▶ [TASK INSTRUCTIONS]: Your answer must be the records below repeated word for word, with no pictures in it.

(Interface dataset entries)
+ + + + +

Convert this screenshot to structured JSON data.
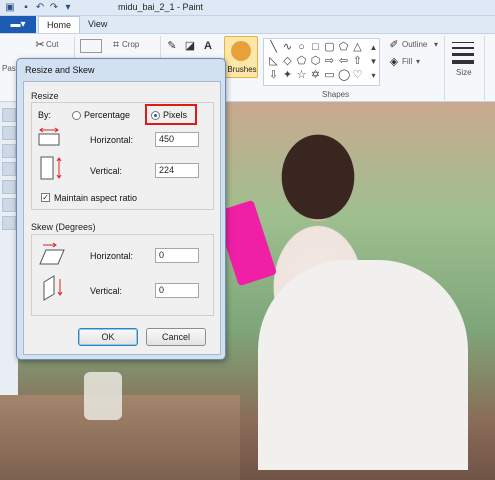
{
  "window": {
    "title": "midu_bai_2_1 - Paint"
  },
  "tabs": {
    "file_icon": "file-menu-icon",
    "home": "Home",
    "view": "View"
  },
  "ribbon": {
    "cut": "Cut",
    "crop": "Crop",
    "brushes": "Brushes",
    "outline": "Outline",
    "fill": "Fill",
    "shapes_group": "Shapes",
    "size": "Size",
    "paste_partial": "Pas"
  },
  "dialog": {
    "title": "Resize and Skew",
    "resize": {
      "heading": "Resize",
      "by_label": "By:",
      "percentage_label": "Percentage",
      "pixels_label": "Pixels",
      "selected": "Pixels",
      "horizontal_label": "Horizontal:",
      "horizontal_value": "450",
      "vertical_label": "Vertical:",
      "vertical_value": "224",
      "maintain_aspect_label": "Maintain aspect ratio",
      "maintain_aspect_checked": true
    },
    "skew": {
      "heading": "Skew (Degrees)",
      "horizontal_label": "Horizontal:",
      "horizontal_value": "0",
      "vertical_label": "Vertical:",
      "vertical_value": "0"
    },
    "ok_label": "OK",
    "cancel_label": "Cancel"
  },
  "colors": {
    "highlight": "#e01a1a",
    "file_tab": "#1c5bb4",
    "brushes_active": "#fde7a8"
  }
}
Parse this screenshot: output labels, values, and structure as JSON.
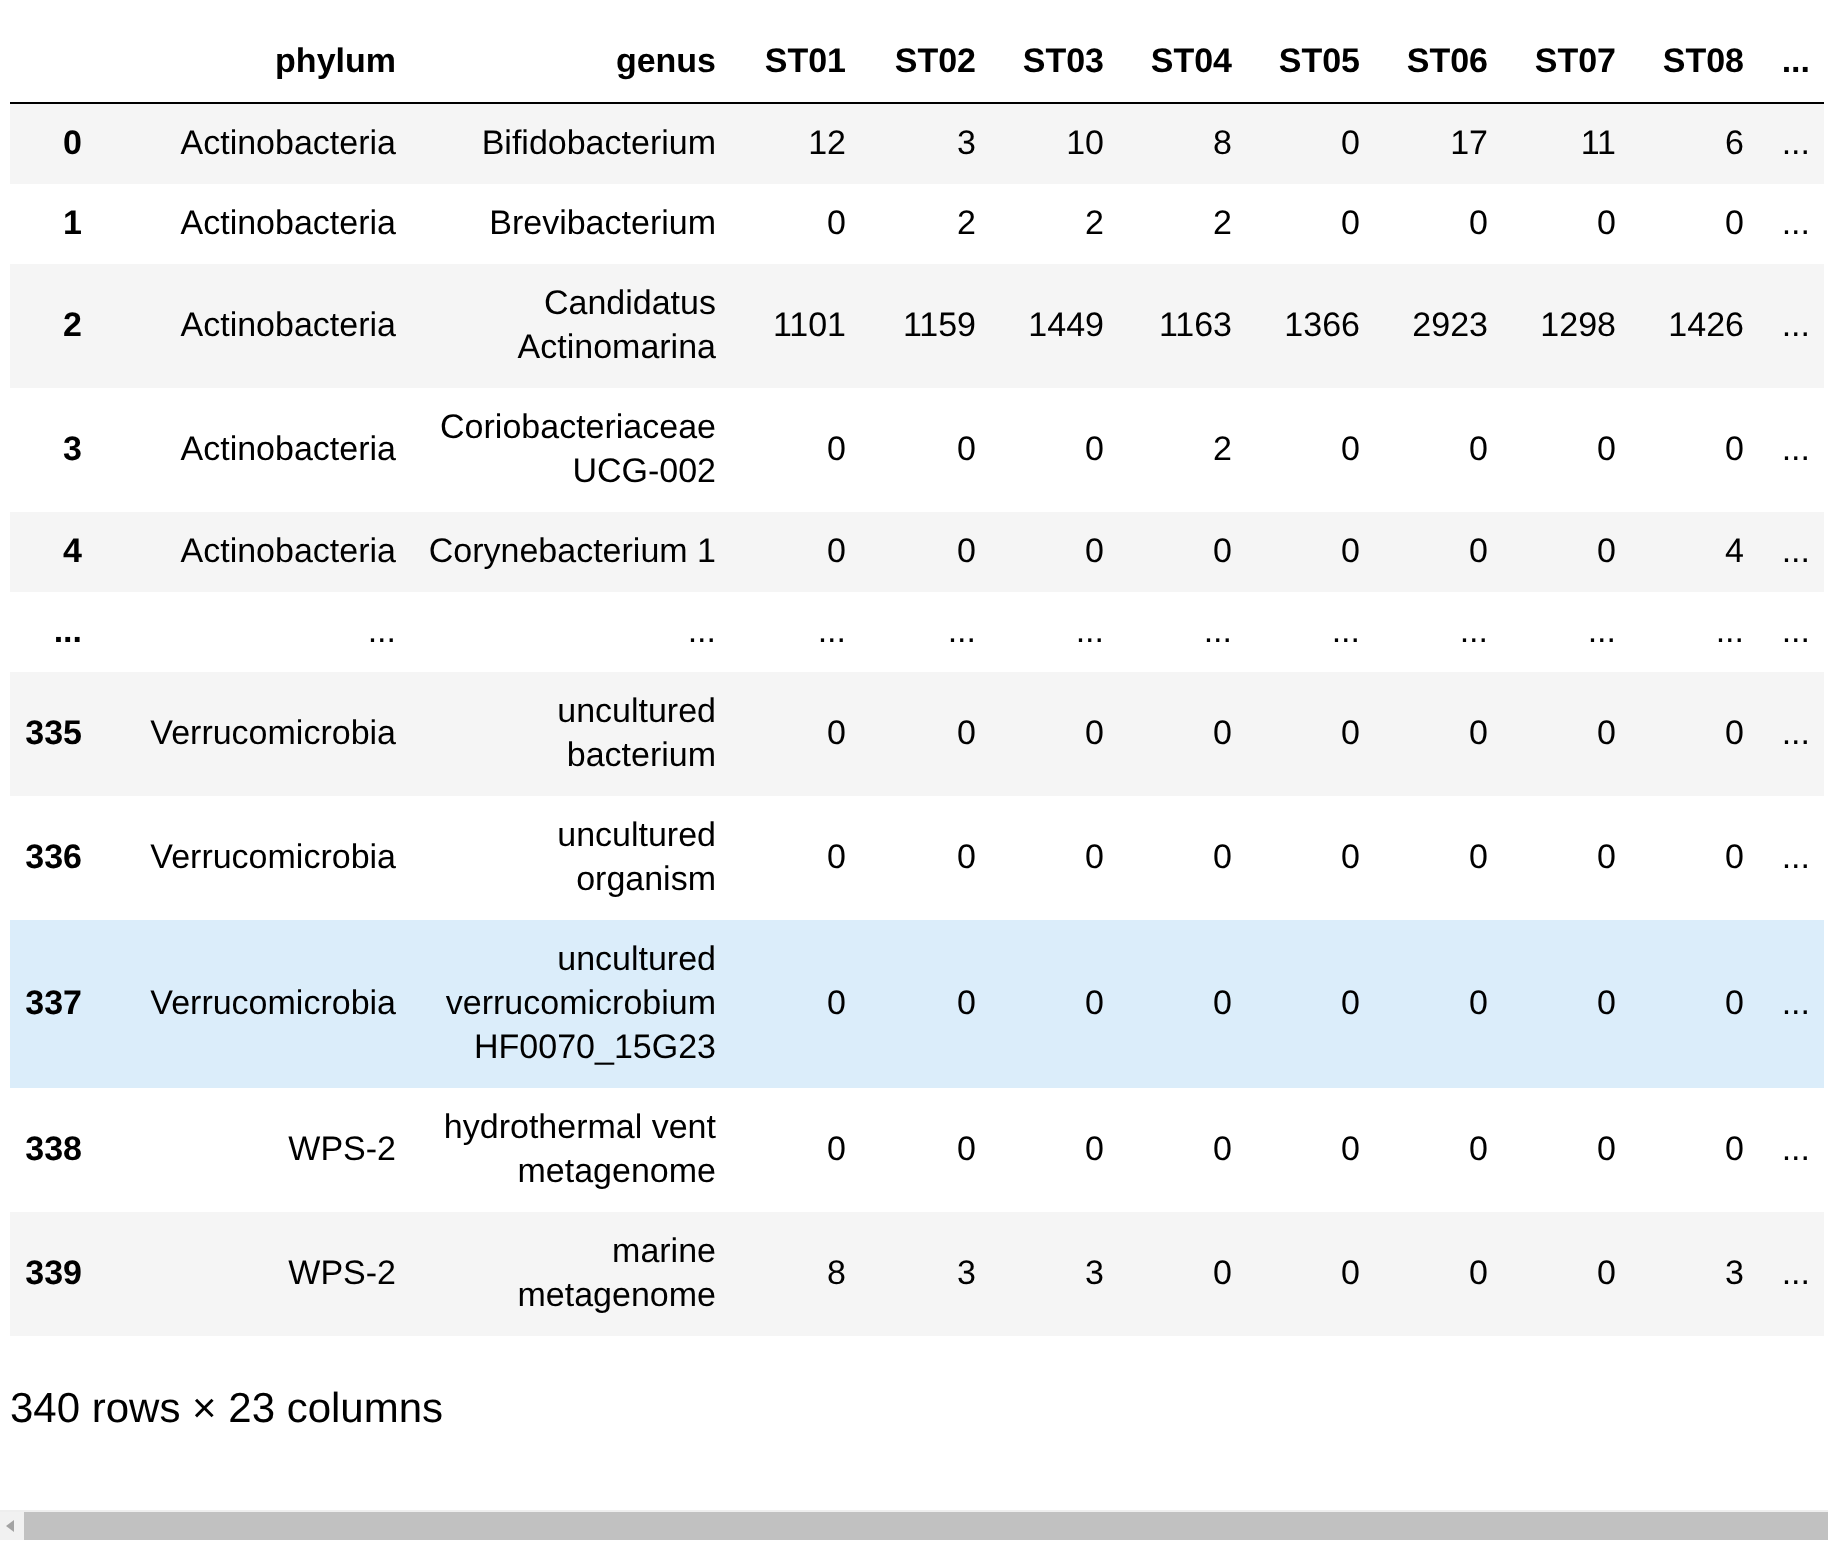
{
  "table": {
    "columns": [
      "phylum",
      "genus",
      "ST01",
      "ST02",
      "ST03",
      "ST04",
      "ST05",
      "ST06",
      "ST07",
      "ST08",
      "..."
    ],
    "rows": [
      {
        "index": "0",
        "cells": [
          "Actinobacteria",
          "Bifidobacterium",
          "12",
          "3",
          "10",
          "8",
          "0",
          "17",
          "11",
          "6",
          "..."
        ],
        "highlighted": false
      },
      {
        "index": "1",
        "cells": [
          "Actinobacteria",
          "Brevibacterium",
          "0",
          "2",
          "2",
          "2",
          "0",
          "0",
          "0",
          "0",
          "..."
        ],
        "highlighted": false
      },
      {
        "index": "2",
        "cells": [
          "Actinobacteria",
          "Candidatus Actinomarina",
          "1101",
          "1159",
          "1449",
          "1163",
          "1366",
          "2923",
          "1298",
          "1426",
          "..."
        ],
        "highlighted": false
      },
      {
        "index": "3",
        "cells": [
          "Actinobacteria",
          "Coriobacteriaceae UCG-002",
          "0",
          "0",
          "0",
          "2",
          "0",
          "0",
          "0",
          "0",
          "..."
        ],
        "highlighted": false
      },
      {
        "index": "4",
        "cells": [
          "Actinobacteria",
          "Corynebacterium 1",
          "0",
          "0",
          "0",
          "0",
          "0",
          "0",
          "0",
          "4",
          "..."
        ],
        "highlighted": false
      },
      {
        "index": "...",
        "cells": [
          "...",
          "...",
          "...",
          "...",
          "...",
          "...",
          "...",
          "...",
          "...",
          "...",
          "..."
        ],
        "highlighted": false
      },
      {
        "index": "335",
        "cells": [
          "Verrucomicrobia",
          "uncultured bacterium",
          "0",
          "0",
          "0",
          "0",
          "0",
          "0",
          "0",
          "0",
          "..."
        ],
        "highlighted": false
      },
      {
        "index": "336",
        "cells": [
          "Verrucomicrobia",
          "uncultured organism",
          "0",
          "0",
          "0",
          "0",
          "0",
          "0",
          "0",
          "0",
          "..."
        ],
        "highlighted": false
      },
      {
        "index": "337",
        "cells": [
          "Verrucomicrobia",
          "uncultured verrucomicrobium HF0070_15G23",
          "0",
          "0",
          "0",
          "0",
          "0",
          "0",
          "0",
          "0",
          "..."
        ],
        "highlighted": true
      },
      {
        "index": "338",
        "cells": [
          "WPS-2",
          "hydrothermal vent metagenome",
          "0",
          "0",
          "0",
          "0",
          "0",
          "0",
          "0",
          "0",
          "..."
        ],
        "highlighted": false
      },
      {
        "index": "339",
        "cells": [
          "WPS-2",
          "marine metagenome",
          "8",
          "3",
          "3",
          "0",
          "0",
          "0",
          "0",
          "3",
          "..."
        ],
        "highlighted": false
      }
    ]
  },
  "footer": "340 rows × 23 columns"
}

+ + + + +

▶ [YOUR RESPONSE]:
Convert this screenshot to structured JSON data.
{
  "window": {
    "title": "midu_bai_2_1 - Paint"
  },
  "tabs": {
    "file_icon": "file-menu-icon",
    "home": "Home",
    "view": "View"
  },
  "ribbon": {
    "cut": "Cut",
    "crop": "Crop",
    "brushes": "Brushes",
    "outline": "Outline",
    "fill": "Fill",
    "shapes_group": "Shapes",
    "size": "Size",
    "paste_partial": "Pas"
  },
  "dialog": {
    "title": "Resize and Skew",
    "resize": {
      "heading": "Resize",
      "by_label": "By:",
      "percentage_label": "Percentage",
      "pixels_label": "Pixels",
      "selected": "Pixels",
      "horizontal_label": "Horizontal:",
      "horizontal_value": "450",
      "vertical_label": "Vertical:",
      "vertical_value": "224",
      "maintain_aspect_label": "Maintain aspect ratio",
      "maintain_aspect_checked": true
    },
    "skew": {
      "heading": "Skew (Degrees)",
      "horizontal_label": "Horizontal:",
      "horizontal_value": "0",
      "vertical_label": "Vertical:",
      "vertical_value": "0"
    },
    "ok_label": "OK",
    "cancel_label": "Cancel"
  },
  "colors": {
    "highlight": "#e01a1a",
    "file_tab": "#1c5bb4",
    "brushes_active": "#fde7a8"
  }
}
Parse this screenshot: output labels, values, and structure as JSON.
{
  "table": {
    "columns": [
      "phylum",
      "genus",
      "ST01",
      "ST02",
      "ST03",
      "ST04",
      "ST05",
      "ST06",
      "ST07",
      "ST08",
      "..."
    ],
    "rows": [
      {
        "index": "0",
        "cells": [
          "Actinobacteria",
          "Bifidobacterium",
          "12",
          "3",
          "10",
          "8",
          "0",
          "17",
          "11",
          "6",
          "..."
        ],
        "highlighted": false
      },
      {
        "index": "1",
        "cells": [
          "Actinobacteria",
          "Brevibacterium",
          "0",
          "2",
          "2",
          "2",
          "0",
          "0",
          "0",
          "0",
          "..."
        ],
        "highlighted": false
      },
      {
        "index": "2",
        "cells": [
          "Actinobacteria",
          "Candidatus Actinomarina",
          "1101",
          "1159",
          "1449",
          "1163",
          "1366",
          "2923",
          "1298",
          "1426",
          "..."
        ],
        "highlighted": false
      },
      {
        "index": "3",
        "cells": [
          "Actinobacteria",
          "Coriobacteriaceae UCG-002",
          "0",
          "0",
          "0",
          "2",
          "0",
          "0",
          "0",
          "0",
          "..."
        ],
        "highlighted": false
      },
      {
        "index": "4",
        "cells": [
          "Actinobacteria",
          "Corynebacterium 1",
          "0",
          "0",
          "0",
          "0",
          "0",
          "0",
          "0",
          "4",
          "..."
        ],
        "highlighted": false
      },
      {
        "index": "...",
        "cells": [
          "...",
          "...",
          "...",
          "...",
          "...",
          "...",
          "...",
          "...",
          "...",
          "...",
          "..."
        ],
        "highlighted": false
      },
      {
        "index": "335",
        "cells": [
          "Verrucomicrobia",
          "uncultured bacterium",
          "0",
          "0",
          "0",
          "0",
          "0",
          "0",
          "0",
          "0",
          "..."
        ],
        "highlighted": false
      },
      {
        "index": "336",
        "cells": [
          "Verrucomicrobia",
          "uncultured organism",
          "0",
          "0",
          "0",
          "0",
          "0",
          "0",
          "0",
          "0",
          "..."
        ],
        "highlighted": false
      },
      {
        "index": "337",
        "cells": [
          "Verrucomicrobia",
          "uncultured verrucomicrobium HF0070_15G23",
          "0",
          "0",
          "0",
          "0",
          "0",
          "0",
          "0",
          "0",
          "..."
        ],
        "highlighted": true
      },
      {
        "index": "338",
        "cells": [
          "WPS-2",
          "hydrothermal vent metagenome",
          "0",
          "0",
          "0",
          "0",
          "0",
          "0",
          "0",
          "0",
          "..."
        ],
        "highlighted": false
      },
      {
        "index": "339",
        "cells": [
          "WPS-2",
          "marine metagenome",
          "8",
          "3",
          "3",
          "0",
          "0",
          "0",
          "0",
          "3",
          "..."
        ],
        "highlighted": false
      }
    ]
  },
  "footer": "340 rows × 23 columns"
}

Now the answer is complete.